It has now been 24 hours and I think now I am ready to hopefully gather my words enough to write about The Electric Company’s incredibly beautiful production of All the Way Home. This production had a profound impact on me. And, for nearly 24 hours I’m not sure I could really figure out why. It was a very emotional experience and sometimes it takes me awhile to process those things.
We live in a precarious time. Over the past couple of weeks since I have been home I have seen two movies, "Young Adult" and "Shame", that have left me deeply unsettled. They are both movies whose characters are in their 30’s. These characters live lonely & isolated lives. Their world’s are empty and void. They have no sense of meaning or purpose. No sense of connection. Both characters struggle to reach out and yet never succeed.
If these are the stories of our lives and our world - and particularly my generation - I find this deeply disturbing. Is that really what we have become?! Are we really a generation of young people who are completely disconnected from each other and from ourselves?! Are we really so afraid to reach out to each other?! To share our stories?! To share our imperfections?! If this is true, it makes me profoundly sad.
And, to be quite frank, I am sick to death of these stories. I want to see and hear stories that celebrate life in all “it’s beauty… and all it’s sorrows” because “that’s simply what living is” (to quote Kim Collier in her director’s notes from the program). This is not to say that everything I see and hear has to be all rainbows and butterflies. No, life is filled with both love and loss as All the Way Home so magnificently shows us. You can’t have one without the other and together love and loss are the very things that make our stories great.
Yet, right now we seem to live in a world that prides itself on the ability to go it alone and a society that perpetuates fear. A fear of sharing our stories. Because if other people see our imperfections then what?! We won’t be seen as strong. As successful. As what?! I’m really very curious to know what we’re all so afraid of. Because every single person has a story to share. A story that makes them who they are. And, I think, it is high time we get back to the very basic human need of connection or, in other words, sharing our stories.
So, to come back to All the Way Home, I think this is why it had such a profound impact on me because it is a simple story of one family who goes through incredible loss but endures with love. And, we as the audience were given the opportunity to share this story with them. We were even invited in to sit amongst them, to feel their pain and to laugh along with them. When Jay Follett (Jonathan Young) sang and danced with his wife and son I could feel his joy and when Mary Follet (Meg Roe) crumbled to the ground with tears I could feel her pain. So could every other audience member and together we could collectively feel the love and loss that spread throughout the room connecting both actors and audience. When they laughed, we laughed with them and when they cried, we cried with them.
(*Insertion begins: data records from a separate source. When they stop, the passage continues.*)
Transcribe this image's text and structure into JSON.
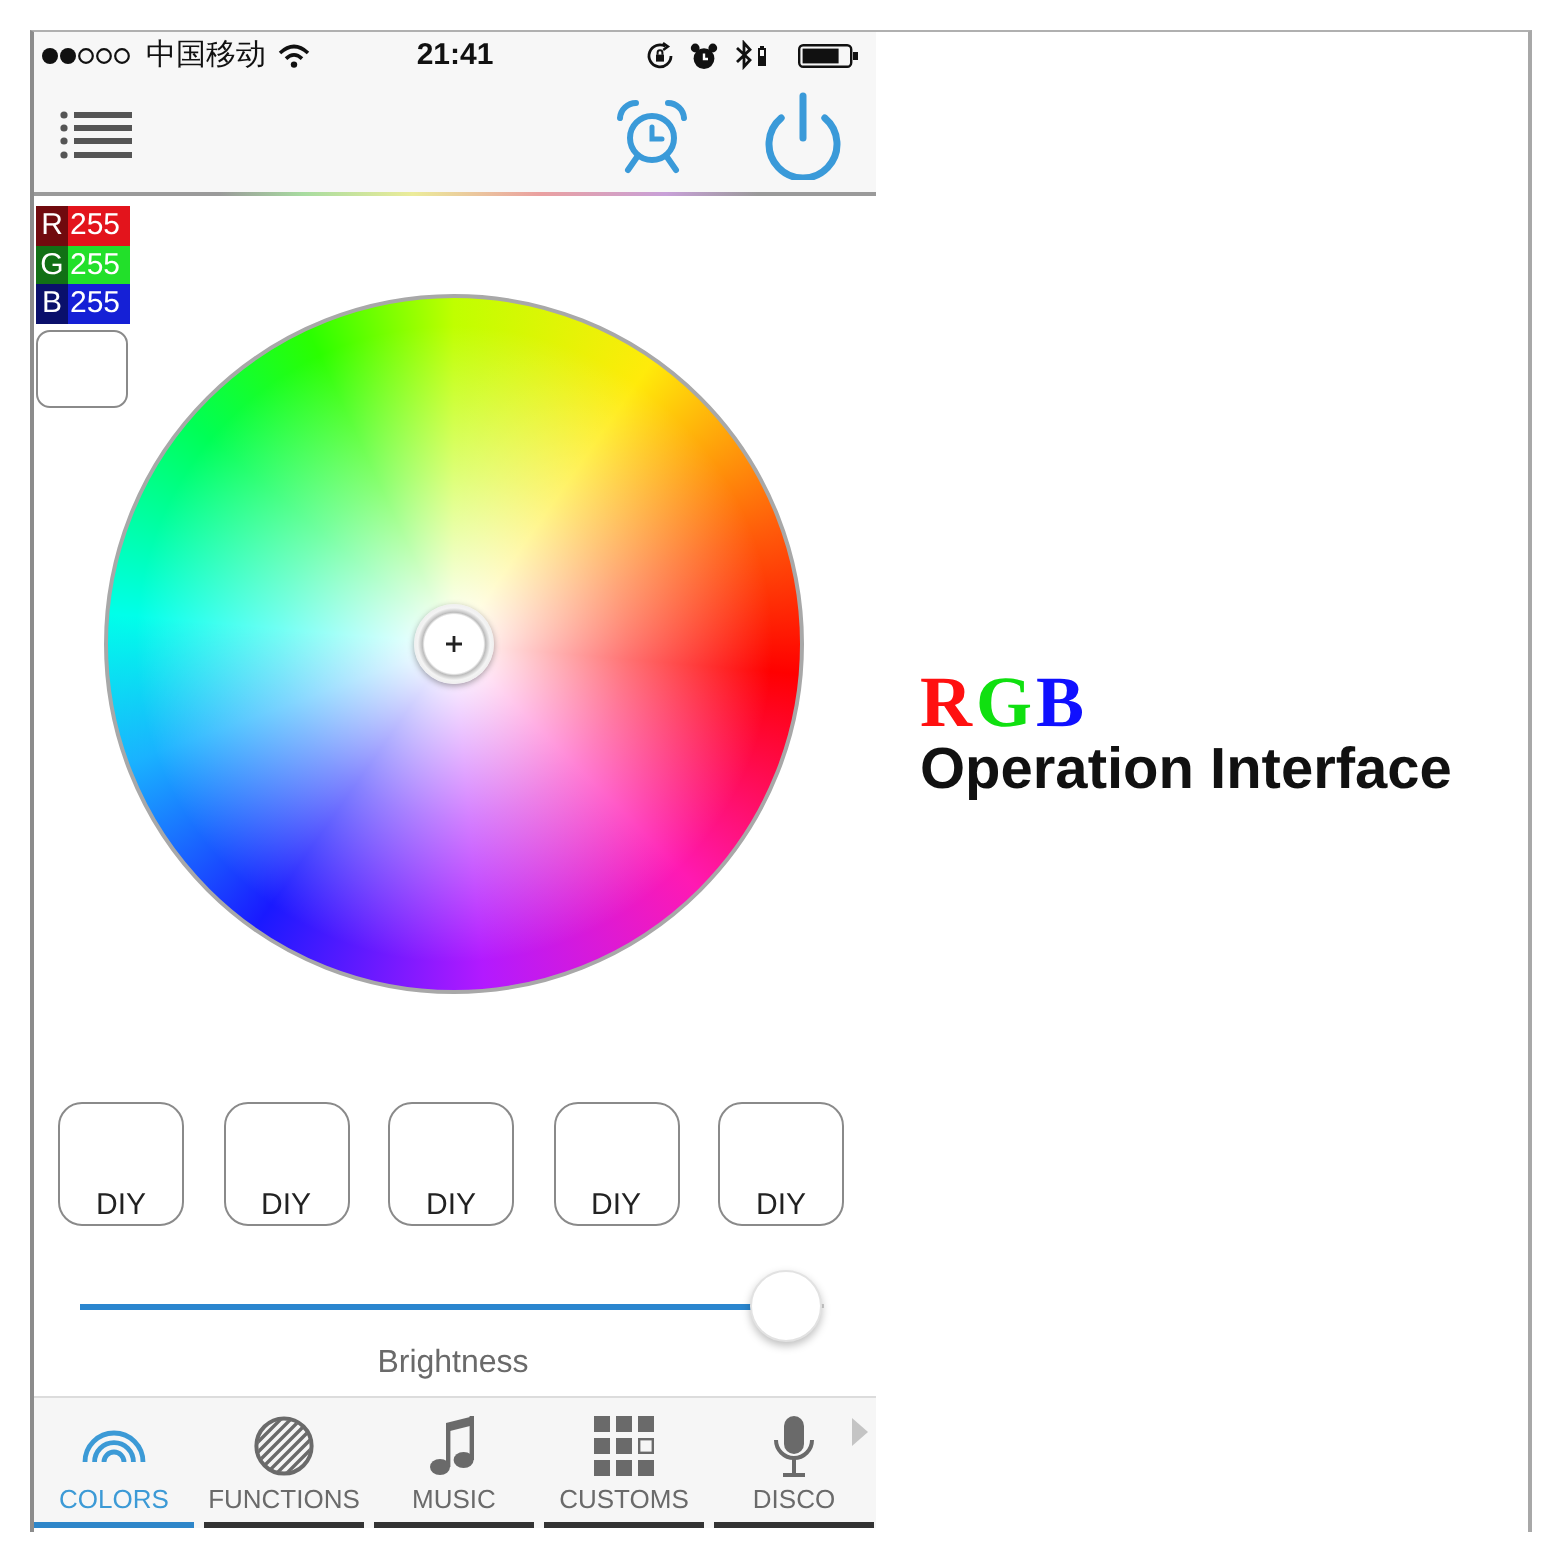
{
  "status_bar": {
    "carrier": "中国移动",
    "time": "21:41"
  },
  "readouts": [
    {
      "label": "R",
      "value": "255",
      "color": "#e3141c"
    },
    {
      "label": "G",
      "value": "255",
      "color": "#22e02a"
    },
    {
      "label": "B",
      "value": "255",
      "color": "#1520d6"
    }
  ],
  "preview": {
    "color": "#ffffff"
  },
  "diy_buttons": [
    "DIY",
    "DIY",
    "DIY",
    "DIY",
    "DIY"
  ],
  "brightness": {
    "label": "Brightness",
    "level": 0.95
  },
  "tabs": [
    {
      "label": "COLORS",
      "selected": true
    },
    {
      "label": "FUNCTIONS",
      "selected": false
    },
    {
      "label": "MUSIC",
      "selected": false
    },
    {
      "label": "CUSTOMS",
      "selected": false
    },
    {
      "label": "DISCO",
      "selected": false
    }
  ],
  "caption": {
    "letters": [
      {
        "text": "R",
        "color": "#ff1010"
      },
      {
        "text": "G",
        "color": "#10e010"
      },
      {
        "text": "B",
        "color": "#1010ff"
      }
    ],
    "subtitle": "Operation Interface"
  }
}
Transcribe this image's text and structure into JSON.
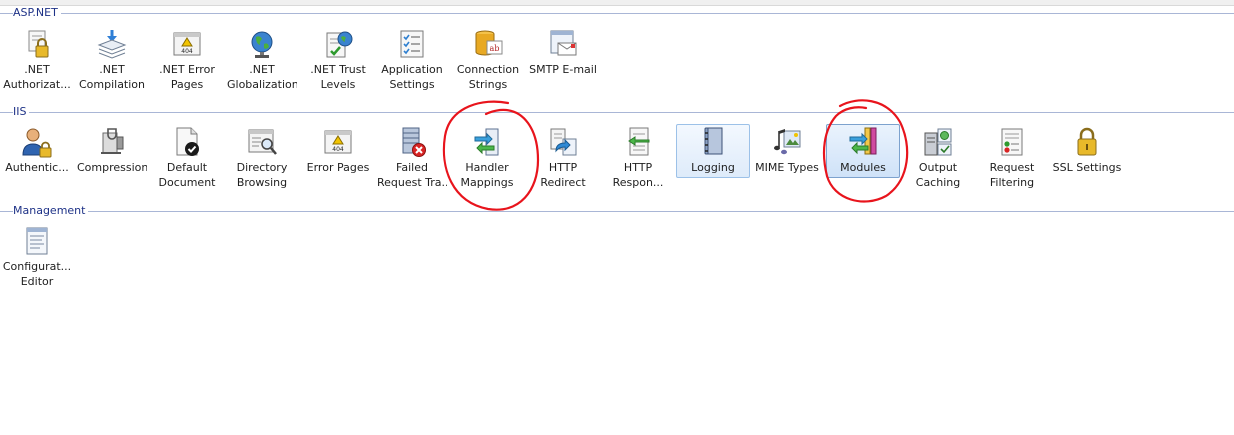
{
  "groups": {
    "aspnet": {
      "title": "ASP.NET",
      "items": [
        {
          "line1": ".NET",
          "line2": "Authorizat...",
          "icon": "lock-document-icon"
        },
        {
          "line1": ".NET",
          "line2": "Compilation",
          "icon": "stack-compile-icon"
        },
        {
          "line1": ".NET Error",
          "line2": "Pages",
          "icon": "error-404-icon"
        },
        {
          "line1": ".NET",
          "line2": "Globalization",
          "icon": "globe-icon"
        },
        {
          "line1": ".NET Trust",
          "line2": "Levels",
          "icon": "trust-document-icon"
        },
        {
          "line1": "Application",
          "line2": "Settings",
          "icon": "settings-list-icon"
        },
        {
          "line1": "Connection",
          "line2": "Strings",
          "icon": "database-icon"
        },
        {
          "line1": "SMTP E-mail",
          "line2": "",
          "icon": "email-icon"
        }
      ]
    },
    "iis": {
      "title": "IIS",
      "items": [
        {
          "line1": "Authentic...",
          "line2": "",
          "icon": "user-icon"
        },
        {
          "line1": "Compression",
          "line2": "",
          "icon": "compression-icon"
        },
        {
          "line1": "Default",
          "line2": "Document",
          "icon": "document-check-icon"
        },
        {
          "line1": "Directory",
          "line2": "Browsing",
          "icon": "browse-window-icon"
        },
        {
          "line1": "Error Pages",
          "line2": "",
          "icon": "error-404-icon"
        },
        {
          "line1": "Failed",
          "line2": "Request Tra...",
          "icon": "failed-log-icon"
        },
        {
          "line1": "Handler",
          "line2": "Mappings",
          "icon": "handler-arrows-icon"
        },
        {
          "line1": "HTTP",
          "line2": "Redirect",
          "icon": "redirect-icon"
        },
        {
          "line1": "HTTP",
          "line2": "Respon...",
          "icon": "http-response-icon"
        },
        {
          "line1": "Logging",
          "line2": "",
          "icon": "logbook-icon"
        },
        {
          "line1": "MIME Types",
          "line2": "",
          "icon": "mime-media-icon"
        },
        {
          "line1": "Modules",
          "line2": "",
          "icon": "modules-icon"
        },
        {
          "line1": "Output",
          "line2": "Caching",
          "icon": "output-cache-icon"
        },
        {
          "line1": "Request",
          "line2": "Filtering",
          "icon": "request-filter-icon"
        },
        {
          "line1": "SSL Settings",
          "line2": "",
          "icon": "padlock-icon"
        }
      ]
    },
    "management": {
      "title": "Management",
      "items": [
        {
          "line1": "Configurat...",
          "line2": "Editor",
          "icon": "config-editor-icon"
        }
      ]
    }
  },
  "colors": {
    "group_title": "#1e3287",
    "group_rule": "#a9b6d6",
    "selection": "#deebfa",
    "annotation": "#e8141c"
  }
}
This is an incredible thing to experience at any time. But I feel it is particularly incredible at such a precarious time in our society when we seem so disconnected from each other. When the stories we are telling ourselves are stories of isolation. Of people struggling alone. These are not the stories we need to see and hear. We need stories and experiences like All the Way Home to remind us to reach out to each other. To let people in to share our burdens and to share our joys.
It was an experience I will never forget. And, it is without a doubt one of the best theatre experiences I have ever had. So, I just want to end this post, by saying thank you to the Electric Company for sharing All the Way Home with us and particularly thank you for reminding us what truly matters.